Heat the oven to 450°F. Put a flat rack on a large rimmed baking sheet lined with foil.
With a meat pounder or a heavy skillet, lightly pound the chicken between two sheets of plastic wrap to even out the thickness of the breasts.
In a large bowl, mix the oil and mustard with half of the thyme, half of the rosemary, and the salt and pepper. Add the chicken and toss to coat well. You can proceed directly to coating the chicken breasts with crumbs, or let them marinate in the fridge for up to 24 hours.
Put the breadcrumbs in a large shallow dish and toss with the olives, Parmigiano, sun-dried tomatoes, and the remaining thyme and rosemary. Working with one piece at a time, transfer the chicken to the dish of crumbs, scoop some crumbs on top, and press well a couple of times so the crumbs adhere to both sides (these crumbs will be a little wet, so really press them on). Transfer to the rack on the baking sheet.

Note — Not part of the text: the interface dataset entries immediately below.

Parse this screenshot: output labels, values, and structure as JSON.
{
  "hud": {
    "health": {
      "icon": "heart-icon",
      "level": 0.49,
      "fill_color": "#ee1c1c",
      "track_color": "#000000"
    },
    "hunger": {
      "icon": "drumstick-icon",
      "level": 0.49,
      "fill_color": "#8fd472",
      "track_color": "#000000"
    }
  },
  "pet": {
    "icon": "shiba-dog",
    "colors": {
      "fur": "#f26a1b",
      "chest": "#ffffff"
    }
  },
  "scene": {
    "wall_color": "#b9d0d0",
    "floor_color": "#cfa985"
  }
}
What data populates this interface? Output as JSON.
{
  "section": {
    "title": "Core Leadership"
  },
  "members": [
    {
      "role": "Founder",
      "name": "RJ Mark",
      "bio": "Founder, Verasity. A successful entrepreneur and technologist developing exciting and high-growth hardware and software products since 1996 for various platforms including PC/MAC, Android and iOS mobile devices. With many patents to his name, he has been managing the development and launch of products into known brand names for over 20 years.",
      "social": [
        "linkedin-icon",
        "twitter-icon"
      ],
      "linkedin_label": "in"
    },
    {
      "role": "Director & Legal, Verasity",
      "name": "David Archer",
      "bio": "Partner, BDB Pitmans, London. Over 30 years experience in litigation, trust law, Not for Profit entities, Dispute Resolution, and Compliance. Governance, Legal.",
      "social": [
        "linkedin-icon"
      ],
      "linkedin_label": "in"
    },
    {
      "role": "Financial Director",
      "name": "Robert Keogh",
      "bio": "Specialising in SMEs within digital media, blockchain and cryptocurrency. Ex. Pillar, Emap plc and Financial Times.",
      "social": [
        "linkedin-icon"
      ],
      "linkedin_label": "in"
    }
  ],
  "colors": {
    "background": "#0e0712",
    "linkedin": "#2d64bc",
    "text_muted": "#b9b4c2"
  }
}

These crumbs are coarser than your average breadcrumbs, so it takes a little extra force to get them to adhere. My method is to pat a healthy amount of breadcrumbs on top of the chicken and then use the heel of my hand and a firm rotating motion to press the crumbs onto the chicken. Don't shake off the excess when transferring the breasts to the baking sheet; you want to keep as many crumbs on the chicken as possible.
Bake the chicken until it’s firm to the touch and registers 165°F on an instant-read thermometer, about 20 minutes. Serve immediately with the lemon wedges for squeezing over the chicken.
Make the crumbs ahead. They'll keep for up to 3 days in an airtight container at room temperature. Or if you want to whip up a few batches of crumbs, you can store them in a zip-top bag in your freezer for a couple of months.
Marinate ahead. You can pound the chicken and immerse it in the sticky flavor bath the day before you plan to cook it. The results will be excellent because the flavors will really sink into the meat.
Add a crusty baguette and a bottle of Chianti for Friday dinner with friends.